Input material -
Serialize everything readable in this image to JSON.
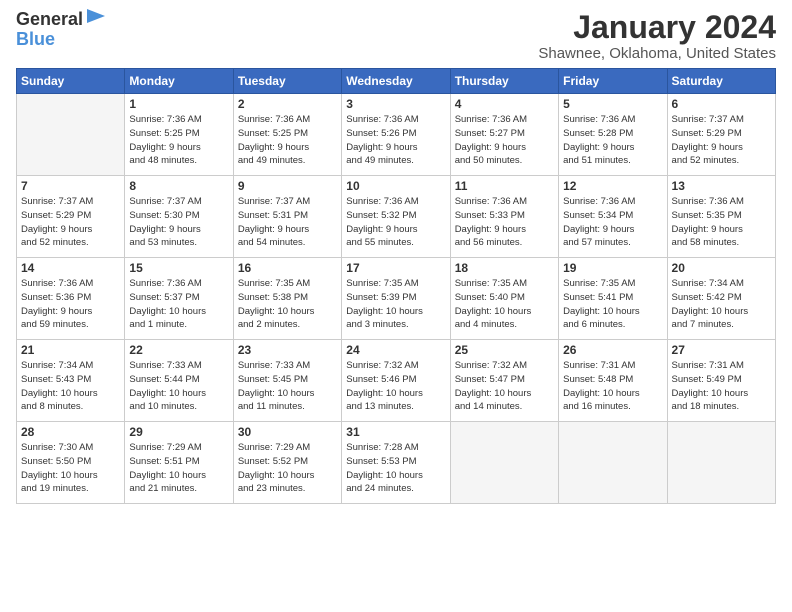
{
  "logo": {
    "line1": "General",
    "icon": "▶",
    "line2": "Blue"
  },
  "title": "January 2024",
  "location": "Shawnee, Oklahoma, United States",
  "days_of_week": [
    "Sunday",
    "Monday",
    "Tuesday",
    "Wednesday",
    "Thursday",
    "Friday",
    "Saturday"
  ],
  "weeks": [
    [
      {
        "day": "",
        "info": ""
      },
      {
        "day": "1",
        "info": "Sunrise: 7:36 AM\nSunset: 5:25 PM\nDaylight: 9 hours\nand 48 minutes."
      },
      {
        "day": "2",
        "info": "Sunrise: 7:36 AM\nSunset: 5:25 PM\nDaylight: 9 hours\nand 49 minutes."
      },
      {
        "day": "3",
        "info": "Sunrise: 7:36 AM\nSunset: 5:26 PM\nDaylight: 9 hours\nand 49 minutes."
      },
      {
        "day": "4",
        "info": "Sunrise: 7:36 AM\nSunset: 5:27 PM\nDaylight: 9 hours\nand 50 minutes."
      },
      {
        "day": "5",
        "info": "Sunrise: 7:36 AM\nSunset: 5:28 PM\nDaylight: 9 hours\nand 51 minutes."
      },
      {
        "day": "6",
        "info": "Sunrise: 7:37 AM\nSunset: 5:29 PM\nDaylight: 9 hours\nand 52 minutes."
      }
    ],
    [
      {
        "day": "7",
        "info": "Sunrise: 7:37 AM\nSunset: 5:29 PM\nDaylight: 9 hours\nand 52 minutes."
      },
      {
        "day": "8",
        "info": "Sunrise: 7:37 AM\nSunset: 5:30 PM\nDaylight: 9 hours\nand 53 minutes."
      },
      {
        "day": "9",
        "info": "Sunrise: 7:37 AM\nSunset: 5:31 PM\nDaylight: 9 hours\nand 54 minutes."
      },
      {
        "day": "10",
        "info": "Sunrise: 7:36 AM\nSunset: 5:32 PM\nDaylight: 9 hours\nand 55 minutes."
      },
      {
        "day": "11",
        "info": "Sunrise: 7:36 AM\nSunset: 5:33 PM\nDaylight: 9 hours\nand 56 minutes."
      },
      {
        "day": "12",
        "info": "Sunrise: 7:36 AM\nSunset: 5:34 PM\nDaylight: 9 hours\nand 57 minutes."
      },
      {
        "day": "13",
        "info": "Sunrise: 7:36 AM\nSunset: 5:35 PM\nDaylight: 9 hours\nand 58 minutes."
      }
    ],
    [
      {
        "day": "14",
        "info": "Sunrise: 7:36 AM\nSunset: 5:36 PM\nDaylight: 9 hours\nand 59 minutes."
      },
      {
        "day": "15",
        "info": "Sunrise: 7:36 AM\nSunset: 5:37 PM\nDaylight: 10 hours\nand 1 minute."
      },
      {
        "day": "16",
        "info": "Sunrise: 7:35 AM\nSunset: 5:38 PM\nDaylight: 10 hours\nand 2 minutes."
      },
      {
        "day": "17",
        "info": "Sunrise: 7:35 AM\nSunset: 5:39 PM\nDaylight: 10 hours\nand 3 minutes."
      },
      {
        "day": "18",
        "info": "Sunrise: 7:35 AM\nSunset: 5:40 PM\nDaylight: 10 hours\nand 4 minutes."
      },
      {
        "day": "19",
        "info": "Sunrise: 7:35 AM\nSunset: 5:41 PM\nDaylight: 10 hours\nand 6 minutes."
      },
      {
        "day": "20",
        "info": "Sunrise: 7:34 AM\nSunset: 5:42 PM\nDaylight: 10 hours\nand 7 minutes."
      }
    ],
    [
      {
        "day": "21",
        "info": "Sunrise: 7:34 AM\nSunset: 5:43 PM\nDaylight: 10 hours\nand 8 minutes."
      },
      {
        "day": "22",
        "info": "Sunrise: 7:33 AM\nSunset: 5:44 PM\nDaylight: 10 hours\nand 10 minutes."
      },
      {
        "day": "23",
        "info": "Sunrise: 7:33 AM\nSunset: 5:45 PM\nDaylight: 10 hours\nand 11 minutes."
      },
      {
        "day": "24",
        "info": "Sunrise: 7:32 AM\nSunset: 5:46 PM\nDaylight: 10 hours\nand 13 minutes."
      },
      {
        "day": "25",
        "info": "Sunrise: 7:32 AM\nSunset: 5:47 PM\nDaylight: 10 hours\nand 14 minutes."
      },
      {
        "day": "26",
        "info": "Sunrise: 7:31 AM\nSunset: 5:48 PM\nDaylight: 10 hours\nand 16 minutes."
      },
      {
        "day": "27",
        "info": "Sunrise: 7:31 AM\nSunset: 5:49 PM\nDaylight: 10 hours\nand 18 minutes."
      }
    ],
    [
      {
        "day": "28",
        "info": "Sunrise: 7:30 AM\nSunset: 5:50 PM\nDaylight: 10 hours\nand 19 minutes."
      },
      {
        "day": "29",
        "info": "Sunrise: 7:29 AM\nSunset: 5:51 PM\nDaylight: 10 hours\nand 21 minutes."
      },
      {
        "day": "30",
        "info": "Sunrise: 7:29 AM\nSunset: 5:52 PM\nDaylight: 10 hours\nand 23 minutes."
      },
      {
        "day": "31",
        "info": "Sunrise: 7:28 AM\nSunset: 5:53 PM\nDaylight: 10 hours\nand 24 minutes."
      },
      {
        "day": "",
        "info": ""
      },
      {
        "day": "",
        "info": ""
      },
      {
        "day": "",
        "info": ""
      }
    ]
  ]
}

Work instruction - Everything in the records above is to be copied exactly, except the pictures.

Output -
Serialize everything readable in this image to JSON.
{
  "logo": {
    "line1": "General",
    "icon": "▶",
    "line2": "Blue"
  },
  "title": "January 2024",
  "location": "Shawnee, Oklahoma, United States",
  "days_of_week": [
    "Sunday",
    "Monday",
    "Tuesday",
    "Wednesday",
    "Thursday",
    "Friday",
    "Saturday"
  ],
  "weeks": [
    [
      {
        "day": "",
        "info": ""
      },
      {
        "day": "1",
        "info": "Sunrise: 7:36 AM\nSunset: 5:25 PM\nDaylight: 9 hours\nand 48 minutes."
      },
      {
        "day": "2",
        "info": "Sunrise: 7:36 AM\nSunset: 5:25 PM\nDaylight: 9 hours\nand 49 minutes."
      },
      {
        "day": "3",
        "info": "Sunrise: 7:36 AM\nSunset: 5:26 PM\nDaylight: 9 hours\nand 49 minutes."
      },
      {
        "day": "4",
        "info": "Sunrise: 7:36 AM\nSunset: 5:27 PM\nDaylight: 9 hours\nand 50 minutes."
      },
      {
        "day": "5",
        "info": "Sunrise: 7:36 AM\nSunset: 5:28 PM\nDaylight: 9 hours\nand 51 minutes."
      },
      {
        "day": "6",
        "info": "Sunrise: 7:37 AM\nSunset: 5:29 PM\nDaylight: 9 hours\nand 52 minutes."
      }
    ],
    [
      {
        "day": "7",
        "info": "Sunrise: 7:37 AM\nSunset: 5:29 PM\nDaylight: 9 hours\nand 52 minutes."
      },
      {
        "day": "8",
        "info": "Sunrise: 7:37 AM\nSunset: 5:30 PM\nDaylight: 9 hours\nand 53 minutes."
      },
      {
        "day": "9",
        "info": "Sunrise: 7:37 AM\nSunset: 5:31 PM\nDaylight: 9 hours\nand 54 minutes."
      },
      {
        "day": "10",
        "info": "Sunrise: 7:36 AM\nSunset: 5:32 PM\nDaylight: 9 hours\nand 55 minutes."
      },
      {
        "day": "11",
        "info": "Sunrise: 7:36 AM\nSunset: 5:33 PM\nDaylight: 9 hours\nand 56 minutes."
      },
      {
        "day": "12",
        "info": "Sunrise: 7:36 AM\nSunset: 5:34 PM\nDaylight: 9 hours\nand 57 minutes."
      },
      {
        "day": "13",
        "info": "Sunrise: 7:36 AM\nSunset: 5:35 PM\nDaylight: 9 hours\nand 58 minutes."
      }
    ],
    [
      {
        "day": "14",
        "info": "Sunrise: 7:36 AM\nSunset: 5:36 PM\nDaylight: 9 hours\nand 59 minutes."
      },
      {
        "day": "15",
        "info": "Sunrise: 7:36 AM\nSunset: 5:37 PM\nDaylight: 10 hours\nand 1 minute."
      },
      {
        "day": "16",
        "info": "Sunrise: 7:35 AM\nSunset: 5:38 PM\nDaylight: 10 hours\nand 2 minutes."
      },
      {
        "day": "17",
        "info": "Sunrise: 7:35 AM\nSunset: 5:39 PM\nDaylight: 10 hours\nand 3 minutes."
      },
      {
        "day": "18",
        "info": "Sunrise: 7:35 AM\nSunset: 5:40 PM\nDaylight: 10 hours\nand 4 minutes."
      },
      {
        "day": "19",
        "info": "Sunrise: 7:35 AM\nSunset: 5:41 PM\nDaylight: 10 hours\nand 6 minutes."
      },
      {
        "day": "20",
        "info": "Sunrise: 7:34 AM\nSunset: 5:42 PM\nDaylight: 10 hours\nand 7 minutes."
      }
    ],
    [
      {
        "day": "21",
        "info": "Sunrise: 7:34 AM\nSunset: 5:43 PM\nDaylight: 10 hours\nand 8 minutes."
      },
      {
        "day": "22",
        "info": "Sunrise: 7:33 AM\nSunset: 5:44 PM\nDaylight: 10 hours\nand 10 minutes."
      },
      {
        "day": "23",
        "info": "Sunrise: 7:33 AM\nSunset: 5:45 PM\nDaylight: 10 hours\nand 11 minutes."
      },
      {
        "day": "24",
        "info": "Sunrise: 7:32 AM\nSunset: 5:46 PM\nDaylight: 10 hours\nand 13 minutes."
      },
      {
        "day": "25",
        "info": "Sunrise: 7:32 AM\nSunset: 5:47 PM\nDaylight: 10 hours\nand 14 minutes."
      },
      {
        "day": "26",
        "info": "Sunrise: 7:31 AM\nSunset: 5:48 PM\nDaylight: 10 hours\nand 16 minutes."
      },
      {
        "day": "27",
        "info": "Sunrise: 7:31 AM\nSunset: 5:49 PM\nDaylight: 10 hours\nand 18 minutes."
      }
    ],
    [
      {
        "day": "28",
        "info": "Sunrise: 7:30 AM\nSunset: 5:50 PM\nDaylight: 10 hours\nand 19 minutes."
      },
      {
        "day": "29",
        "info": "Sunrise: 7:29 AM\nSunset: 5:51 PM\nDaylight: 10 hours\nand 21 minutes."
      },
      {
        "day": "30",
        "info": "Sunrise: 7:29 AM\nSunset: 5:52 PM\nDaylight: 10 hours\nand 23 minutes."
      },
      {
        "day": "31",
        "info": "Sunrise: 7:28 AM\nSunset: 5:53 PM\nDaylight: 10 hours\nand 24 minutes."
      },
      {
        "day": "",
        "info": ""
      },
      {
        "day": "",
        "info": ""
      },
      {
        "day": "",
        "info": ""
      }
    ]
  ]
}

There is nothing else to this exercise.